**Items from a dataset**
---*---
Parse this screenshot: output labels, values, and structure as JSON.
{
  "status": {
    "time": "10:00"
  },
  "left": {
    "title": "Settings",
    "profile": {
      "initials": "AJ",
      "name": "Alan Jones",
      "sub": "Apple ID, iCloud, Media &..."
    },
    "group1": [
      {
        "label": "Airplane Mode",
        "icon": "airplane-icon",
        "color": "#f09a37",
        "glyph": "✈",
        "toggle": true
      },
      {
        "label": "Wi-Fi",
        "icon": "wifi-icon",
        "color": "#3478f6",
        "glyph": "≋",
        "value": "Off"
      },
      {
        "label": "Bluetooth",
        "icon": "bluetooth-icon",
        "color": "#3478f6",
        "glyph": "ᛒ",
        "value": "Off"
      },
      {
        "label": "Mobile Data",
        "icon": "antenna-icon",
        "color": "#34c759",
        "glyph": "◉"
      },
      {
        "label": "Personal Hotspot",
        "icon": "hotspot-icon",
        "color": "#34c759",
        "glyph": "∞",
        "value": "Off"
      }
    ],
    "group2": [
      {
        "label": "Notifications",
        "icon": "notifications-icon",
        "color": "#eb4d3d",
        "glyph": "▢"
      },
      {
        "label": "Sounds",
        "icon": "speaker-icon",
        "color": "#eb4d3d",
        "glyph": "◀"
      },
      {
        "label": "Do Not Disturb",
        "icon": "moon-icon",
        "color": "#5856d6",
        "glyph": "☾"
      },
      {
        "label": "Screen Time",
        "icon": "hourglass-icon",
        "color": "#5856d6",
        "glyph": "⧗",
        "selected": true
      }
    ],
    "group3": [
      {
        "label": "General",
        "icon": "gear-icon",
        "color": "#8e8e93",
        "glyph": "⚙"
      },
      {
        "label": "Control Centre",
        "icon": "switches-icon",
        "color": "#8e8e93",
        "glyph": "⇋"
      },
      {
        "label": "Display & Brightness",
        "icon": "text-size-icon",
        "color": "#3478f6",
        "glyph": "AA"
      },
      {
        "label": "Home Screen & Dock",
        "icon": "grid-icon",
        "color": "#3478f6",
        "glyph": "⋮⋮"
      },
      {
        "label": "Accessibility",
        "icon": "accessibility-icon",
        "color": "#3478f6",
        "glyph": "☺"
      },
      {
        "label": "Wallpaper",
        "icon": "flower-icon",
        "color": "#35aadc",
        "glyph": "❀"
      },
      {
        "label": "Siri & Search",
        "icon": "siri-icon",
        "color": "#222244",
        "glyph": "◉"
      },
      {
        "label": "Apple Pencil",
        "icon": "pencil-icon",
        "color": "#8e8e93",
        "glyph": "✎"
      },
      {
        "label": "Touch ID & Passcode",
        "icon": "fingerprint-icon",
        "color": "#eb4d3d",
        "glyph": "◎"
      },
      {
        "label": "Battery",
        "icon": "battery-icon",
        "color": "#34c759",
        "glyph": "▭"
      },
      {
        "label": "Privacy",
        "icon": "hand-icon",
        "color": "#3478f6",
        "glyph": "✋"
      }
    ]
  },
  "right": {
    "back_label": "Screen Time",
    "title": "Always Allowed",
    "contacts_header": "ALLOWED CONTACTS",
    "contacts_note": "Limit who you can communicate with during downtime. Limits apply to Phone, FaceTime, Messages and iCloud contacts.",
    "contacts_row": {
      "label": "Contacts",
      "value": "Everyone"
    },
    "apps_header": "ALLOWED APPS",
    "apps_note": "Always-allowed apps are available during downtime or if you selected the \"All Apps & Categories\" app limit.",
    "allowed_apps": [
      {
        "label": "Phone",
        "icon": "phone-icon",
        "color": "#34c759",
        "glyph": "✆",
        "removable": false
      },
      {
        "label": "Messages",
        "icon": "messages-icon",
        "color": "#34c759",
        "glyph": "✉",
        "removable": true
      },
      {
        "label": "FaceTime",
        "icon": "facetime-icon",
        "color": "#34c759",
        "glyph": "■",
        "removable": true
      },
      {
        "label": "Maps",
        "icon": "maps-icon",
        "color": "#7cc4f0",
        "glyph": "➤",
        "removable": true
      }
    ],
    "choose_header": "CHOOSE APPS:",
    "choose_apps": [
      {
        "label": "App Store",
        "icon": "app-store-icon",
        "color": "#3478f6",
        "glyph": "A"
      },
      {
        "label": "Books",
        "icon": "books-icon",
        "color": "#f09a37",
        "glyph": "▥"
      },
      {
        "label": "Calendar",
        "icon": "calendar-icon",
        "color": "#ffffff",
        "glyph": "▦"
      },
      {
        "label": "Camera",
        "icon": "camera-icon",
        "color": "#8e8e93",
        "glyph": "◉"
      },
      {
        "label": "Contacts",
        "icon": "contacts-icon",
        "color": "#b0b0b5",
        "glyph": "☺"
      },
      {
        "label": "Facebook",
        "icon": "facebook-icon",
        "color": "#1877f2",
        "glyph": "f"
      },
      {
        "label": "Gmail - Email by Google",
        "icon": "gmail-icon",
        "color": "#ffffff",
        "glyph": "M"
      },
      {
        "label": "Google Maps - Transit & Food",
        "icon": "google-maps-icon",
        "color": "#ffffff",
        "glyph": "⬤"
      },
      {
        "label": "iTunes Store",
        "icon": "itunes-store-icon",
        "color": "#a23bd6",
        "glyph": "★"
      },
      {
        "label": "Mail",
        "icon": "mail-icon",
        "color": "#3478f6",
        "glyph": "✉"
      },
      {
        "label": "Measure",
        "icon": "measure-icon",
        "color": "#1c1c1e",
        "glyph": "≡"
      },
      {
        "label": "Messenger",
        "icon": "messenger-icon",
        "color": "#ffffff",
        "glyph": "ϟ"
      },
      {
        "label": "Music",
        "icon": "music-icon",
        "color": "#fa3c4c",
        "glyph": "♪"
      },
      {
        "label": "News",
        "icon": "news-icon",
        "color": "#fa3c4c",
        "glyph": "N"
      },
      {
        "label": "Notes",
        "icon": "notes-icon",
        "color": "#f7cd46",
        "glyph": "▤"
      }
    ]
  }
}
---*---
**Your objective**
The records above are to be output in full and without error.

**Solved problem**
Parse this screenshot: output labels, values, and structure as JSON.
{
  "status": {
    "time": "10:00"
  },
  "left": {
    "title": "Settings",
    "profile": {
      "initials": "AJ",
      "name": "Alan Jones",
      "sub": "Apple ID, iCloud, Media &..."
    },
    "group1": [
      {
        "label": "Airplane Mode",
        "icon": "airplane-icon",
        "color": "#f09a37",
        "glyph": "✈",
        "toggle": true
      },
      {
        "label": "Wi-Fi",
        "icon": "wifi-icon",
        "color": "#3478f6",
        "glyph": "≋",
        "value": "Off"
      },
      {
        "label": "Bluetooth",
        "icon": "bluetooth-icon",
        "color": "#3478f6",
        "glyph": "ᛒ",
        "value": "Off"
      },
      {
        "label": "Mobile Data",
        "icon": "antenna-icon",
        "color": "#34c759",
        "glyph": "◉"
      },
      {
        "label": "Personal Hotspot",
        "icon": "hotspot-icon",
        "color": "#34c759",
        "glyph": "∞",
        "value": "Off"
      }
    ],
    "group2": [
      {
        "label": "Notifications",
        "icon": "notifications-icon",
        "color": "#eb4d3d",
        "glyph": "▢"
      },
      {
        "label": "Sounds",
        "icon": "speaker-icon",
        "color": "#eb4d3d",
        "glyph": "◀"
      },
      {
        "label": "Do Not Disturb",
        "icon": "moon-icon",
        "color": "#5856d6",
        "glyph": "☾"
      },
      {
        "label": "Screen Time",
        "icon": "hourglass-icon",
        "color": "#5856d6",
        "glyph": "⧗",
        "selected": true
      }
    ],
    "group3": [
      {
        "label": "General",
        "icon": "gear-icon",
        "color": "#8e8e93",
        "glyph": "⚙"
      },
      {
        "label": "Control Centre",
        "icon": "switches-icon",
        "color": "#8e8e93",
        "glyph": "⇋"
      },
      {
        "label": "Display & Brightness",
        "icon": "text-size-icon",
        "color": "#3478f6",
        "glyph": "AA"
      },
      {
        "label": "Home Screen & Dock",
        "icon": "grid-icon",
        "color": "#3478f6",
        "glyph": "⋮⋮"
      },
      {
        "label": "Accessibility",
        "icon": "accessibility-icon",
        "color": "#3478f6",
        "glyph": "☺"
      },
      {
        "label": "Wallpaper",
        "icon": "flower-icon",
        "color": "#35aadc",
        "glyph": "❀"
      },
      {
        "label": "Siri & Search",
        "icon": "siri-icon",
        "color": "#222244",
        "glyph": "◉"
      },
      {
        "label": "Apple Pencil",
        "icon": "pencil-icon",
        "color": "#8e8e93",
        "glyph": "✎"
      },
      {
        "label": "Touch ID & Passcode",
        "icon": "fingerprint-icon",
        "color": "#eb4d3d",
        "glyph": "◎"
      },
      {
        "label": "Battery",
        "icon": "battery-icon",
        "color": "#34c759",
        "glyph": "▭"
      },
      {
        "label": "Privacy",
        "icon": "hand-icon",
        "color": "#3478f6",
        "glyph": "✋"
      }
    ]
  },
  "right": {
    "back_label": "Screen Time",
    "title": "Always Allowed",
    "contacts_header": "ALLOWED CONTACTS",
    "contacts_note": "Limit who you can communicate with during downtime. Limits apply to Phone, FaceTime, Messages and iCloud contacts.",
    "contacts_row": {
      "label": "Contacts",
      "value": "Everyone"
    },
    "apps_header": "ALLOWED APPS",
    "apps_note": "Always-allowed apps are available during downtime or if you selected the \"All Apps & Categories\" app limit.",
    "allowed_apps": [
      {
        "label": "Phone",
        "icon": "phone-icon",
        "color": "#34c759",
        "glyph": "✆",
        "removable": false
      },
      {
        "label": "Messages",
        "icon": "messages-icon",
        "color": "#34c759",
        "glyph": "✉",
        "removable": true
      },
      {
        "label": "FaceTime",
        "icon": "facetime-icon",
        "color": "#34c759",
        "glyph": "■",
        "removable": true
      },
      {
        "label": "Maps",
        "icon": "maps-icon",
        "color": "#7cc4f0",
        "glyph": "➤",
        "removable": true
      }
    ],
    "choose_header": "CHOOSE APPS:",
    "choose_apps": [
      {
        "label": "App Store",
        "icon": "app-store-icon",
        "color": "#3478f6",
        "glyph": "A"
      },
      {
        "label": "Books",
        "icon": "books-icon",
        "color": "#f09a37",
        "glyph": "▥"
      },
      {
        "label": "Calendar",
        "icon": "calendar-icon",
        "color": "#ffffff",
        "glyph": "▦"
      },
      {
        "label": "Camera",
        "icon": "camera-icon",
        "color": "#8e8e93",
        "glyph": "◉"
      },
      {
        "label": "Contacts",
        "icon": "contacts-icon",
        "color": "#b0b0b5",
        "glyph": "☺"
      },
      {
        "label": "Facebook",
        "icon": "facebook-icon",
        "color": "#1877f2",
        "glyph": "f"
      },
      {
        "label": "Gmail - Email by Google",
        "icon": "gmail-icon",
        "color": "#ffffff",
        "glyph": "M"
      },
      {
        "label": "Google Maps - Transit & Food",
        "icon": "google-maps-icon",
        "color": "#ffffff",
        "glyph": "⬤"
      },
      {
        "label": "iTunes Store",
        "icon": "itunes-store-icon",
        "color": "#a23bd6",
        "glyph": "★"
      },
      {
        "label": "Mail",
        "icon": "mail-icon",
        "color": "#3478f6",
        "glyph": "✉"
      },
      {
        "label": "Measure",
        "icon": "measure-icon",
        "color": "#1c1c1e",
        "glyph": "≡"
      },
      {
        "label": "Messenger",
        "icon": "messenger-icon",
        "color": "#ffffff",
        "glyph": "ϟ"
      },
      {
        "label": "Music",
        "icon": "music-icon",
        "color": "#fa3c4c",
        "glyph": "♪"
      },
      {
        "label": "News",
        "icon": "news-icon",
        "color": "#fa3c4c",
        "glyph": "N"
      },
      {
        "label": "Notes",
        "icon": "notes-icon",
        "color": "#f7cd46",
        "glyph": "▤"
      }
    ]
  }
}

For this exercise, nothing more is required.